Where to Stay
And then there is the Gstaad Palace, one of the only family-owned and -operated hotels in Switzerland, guests are treated like extended members of the family (big names who have checked in here have included Louis Armstrong, Liz Taylor, and Marc Chagall). During World War II, the hotel housed other treasures: owing to its isolated location on the upper mountainside, the Swiss government hid a large portion of the country’s gold reserves in a two-story bunker at the hotel. Today, this historic space serves as La Fromagerie, with a Champagne truffle fondue, and the terrace of the famous Lobby Bar. For more formal dining, Le Restaurant, Le Grill Rôtisserie, or authentic Italian Gildo’s Ristorante.
For a more private option, you can now rent our Club Chalet in the nearby village of Rougemont. The three-hundred-year-old farmhouse was completely renovated by our team this year and is open for bookings this winter season.
Where to Eat
Rössli in Feuterosey is one of Gstaad’s longest-standing restaurants, which has been owned by the Reichenbach family since 1919. And its signature dish? A legendary poached trout, which it still serves to this day. We also recommend the wiener schnitzel, eaten ideally on its beautiful terrace on a sunny winter’s day.
The Olden is a meeting place for bons vivants and gourmets. No expense is spared in serving you the most delicious and finest highlights of international cuisine. P.S. Don't look at the bill!
Restaurant Sonnenhof on top of Saanen offers some of the best cuisine in the valley and a wonderful terrace.
Le Cerf, Rougemont: Not far away in the French-speaking part of the Gstaad Valley you will find the exceptionally pretty village of Rougemont. In the heart of it is Le Cerf, a wonderfully cozy and authentic spot with a hearty menu and, as locals would have it, the best fondue and raclette, in the Alps. Get the Edgard fondue and finish off with wood-fired meringues with double alpine cream.
16, Saanen is my personal favourite restaurant. Order the Côte de Boeuf. They have an excellent wine list as well. Ask for Simon.
Pay a visit to the town butcher. Farmer Metzg (Saalistrasse 17) is a local butcher that has incredible meats. The owners have owned the farm nearby — and have been running this business — for decades.

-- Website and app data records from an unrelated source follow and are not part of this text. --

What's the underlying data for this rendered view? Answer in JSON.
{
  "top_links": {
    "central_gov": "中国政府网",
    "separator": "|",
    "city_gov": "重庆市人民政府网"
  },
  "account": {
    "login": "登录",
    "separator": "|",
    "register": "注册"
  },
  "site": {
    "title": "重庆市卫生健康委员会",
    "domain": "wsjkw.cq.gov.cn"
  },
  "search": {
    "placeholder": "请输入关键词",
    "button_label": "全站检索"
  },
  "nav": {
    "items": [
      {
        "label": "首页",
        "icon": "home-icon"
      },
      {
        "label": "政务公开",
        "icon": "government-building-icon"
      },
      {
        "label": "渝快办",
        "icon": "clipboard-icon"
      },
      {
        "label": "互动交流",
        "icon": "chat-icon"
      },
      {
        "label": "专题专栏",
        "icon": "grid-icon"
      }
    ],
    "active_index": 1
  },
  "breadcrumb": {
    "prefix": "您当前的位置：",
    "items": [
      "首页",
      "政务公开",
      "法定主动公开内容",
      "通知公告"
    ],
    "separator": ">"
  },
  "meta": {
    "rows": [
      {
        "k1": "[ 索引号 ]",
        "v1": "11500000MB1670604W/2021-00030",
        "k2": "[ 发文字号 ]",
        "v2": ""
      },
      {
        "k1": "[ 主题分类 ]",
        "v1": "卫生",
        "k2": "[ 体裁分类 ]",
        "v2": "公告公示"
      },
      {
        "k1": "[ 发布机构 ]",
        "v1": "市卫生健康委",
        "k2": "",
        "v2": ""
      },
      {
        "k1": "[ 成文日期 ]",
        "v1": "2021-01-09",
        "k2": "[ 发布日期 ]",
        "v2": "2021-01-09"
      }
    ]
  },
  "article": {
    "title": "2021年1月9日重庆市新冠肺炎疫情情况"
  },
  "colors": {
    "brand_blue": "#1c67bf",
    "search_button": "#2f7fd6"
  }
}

And then there is Pernet (Promenade 75), an incredible upscale gourmet food market. It has a lot of locally made and produced products — caviar, fish, produce, crisps, and cookies.
Don't miss a visit to Casa Gstaad, an interior design studio and showroom founded by Antonia Crespí that brings together an Alpine way of life with sophisticated, modern design. Hosting selected galleries, designers, and artists to showcase their projects in the chalet.
There are spectacular hikes and the scenery is breathtaking everywhere you look. This part of Switzerland is famous for its beautiful Alpine lakes, such as Arnensee. The water is cold but a dip in summer is super refreshing - or you can rent a boat to bomb around in. There are endless different hiking routes to take, and always discover beautiful new chalets or vegetable gardens each time.
Neighboring and super picturesque Saanen is where the locals live and shop and where you can also find my favorite tailor, Zwahlen-Hüni, they carry the best Jankerl.
Gstaad Packing List
Dress in Après-Ski casuals: Ralph Lauren Double RL & elegantly understated Cashmere. Fusalp & Dr. Barbara Sturm Sun Drops when hitting the slopes.
When to Go
Every season here is beautiful in its way. I love fall, summer, and winter. Spring skiing at the Glacier is exciting too.
How to Get to Gstaad
The best way to get around is always by train. No matter where you go, most Swiss villages (such as Gstaad, Saanen, Rougemont, Schönried, and Saanenmöser) are connected to the Swiss Railway. It’s a journey back in time; some trains are vintage and wooden and have a feeling of old-world glamour. Gstaad is about a 2h drive from Geneva (3h by train) and a 2 1/2h drive from Zurich (4h by train).